Fungal infections are becoming increasingly dangerous, and a growing body of research suggests that rising temperatures could be a key factor. The human body’s average temperature of 98.6°F has traditionally been too hot for most fungi to survive, but as global temperatures have risen, some fungi are adapting to withstand more heat stress. This includes conditions within the human body, leading to a higher risk of fungal infections.
Climate change is also contributing to the spread of fungal diseases by creating ideal conditions for certain fungi to expand their geographical range. This is a serious concern, as some fungi that were once harmless could suddenly become potential pathogens as they are exposed to more consistent elevated temperatures.

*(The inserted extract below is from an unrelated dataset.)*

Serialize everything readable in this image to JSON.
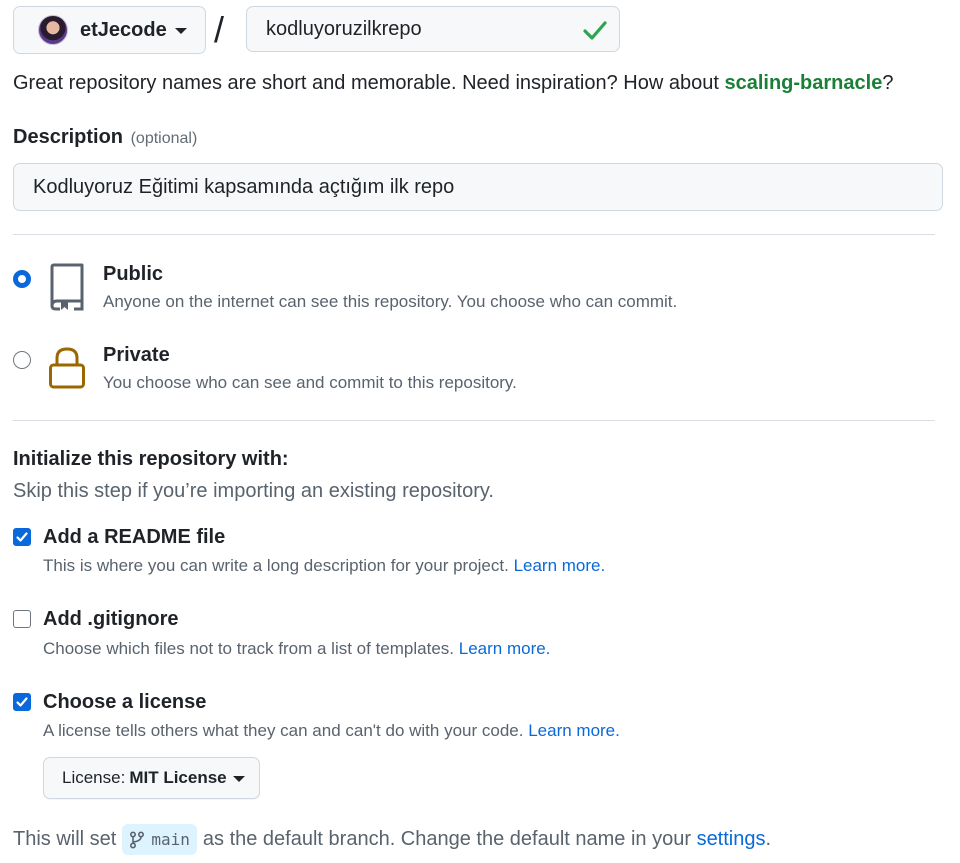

Infectious-disease specialist Peter Pappas from the University of Alabama at Birmingham says, “As fungi are exposed to more consistent elevated temperatures, there’s a real possibility that certain fungi that were previously harmless suddenly become potential pathogens.” The number of deaths from fungal infections is increasing, partly due to the growing populations of people with weakened immune systems who are more vulnerable to severe fungal disease. In 2021, at least 7,000 people died in the U.S. from fungal infections, according to the Centers for Disease Control and Prevention. This is a significant increase from the hundreds of deaths each year reported around 1970.
Unfortunately, there are few effective and nontoxic medications to treat such infections, making it imperative that more research is done to better understand the impact of rising temperatures on fungal infections. The video game and HBO show “The Last of Us” is a fictional depiction of a mass fungal infection that turns people into monstrous creatures. The fungus in the show is based on a real genus, Ophiocordyceps, that includes species that infect insects and cause death. While there have been no known Ophiocordyceps infections in humans, the rising temperatures that facilitated the spread of the killer fungi in the show may be pushing other fungi to better adapt to human hosts and expand into new geographical ranges.
A recent study in the journal Proceedings of the National Academy of Sciences showed that higher temperatures may prompt some disease-causing fungi to evolve faster to survive. Researchers at Duke University grew 800 generations of a type of Cryptococcus, a group of fungi that can cause severe disease in people, under conditions of either 86°F or 98.6°F. The researchers used DNA sequencing to track changes in the fungi’s genome, with a focus on “jumping genes”—DNA sequences that can move from one location on the genome to another.
Study co-author Asiya Gusa, a postdoctoral researcher in Duke’s Molecular Genetics and Microbiology Department, explains that the movement of these genes can result in mutations and alter gene expression. In fungi, Gusa says, the movement of the genes could play a role in allowing fungi to adapt to stressors, including heat. The researchers found that the rate of movement of “jumping genes” was five times higher in the Cryptococcus raised in the warmer temperature.
Cryptococcus infections can be deadly, particularly in immunocompromised people. At least 110,000 people die globally each year from brain infections caused by Cryptococcus fungi, according to the Centers for Disease Control and Prevention. Another highly deadly fungus, Candida auris, has also been reported to have adapted to warmer temperatures. This fungus is not transmitted from person to person, but through fungal fragments in the air, and can be found everywhere from homes to healthcare facilities.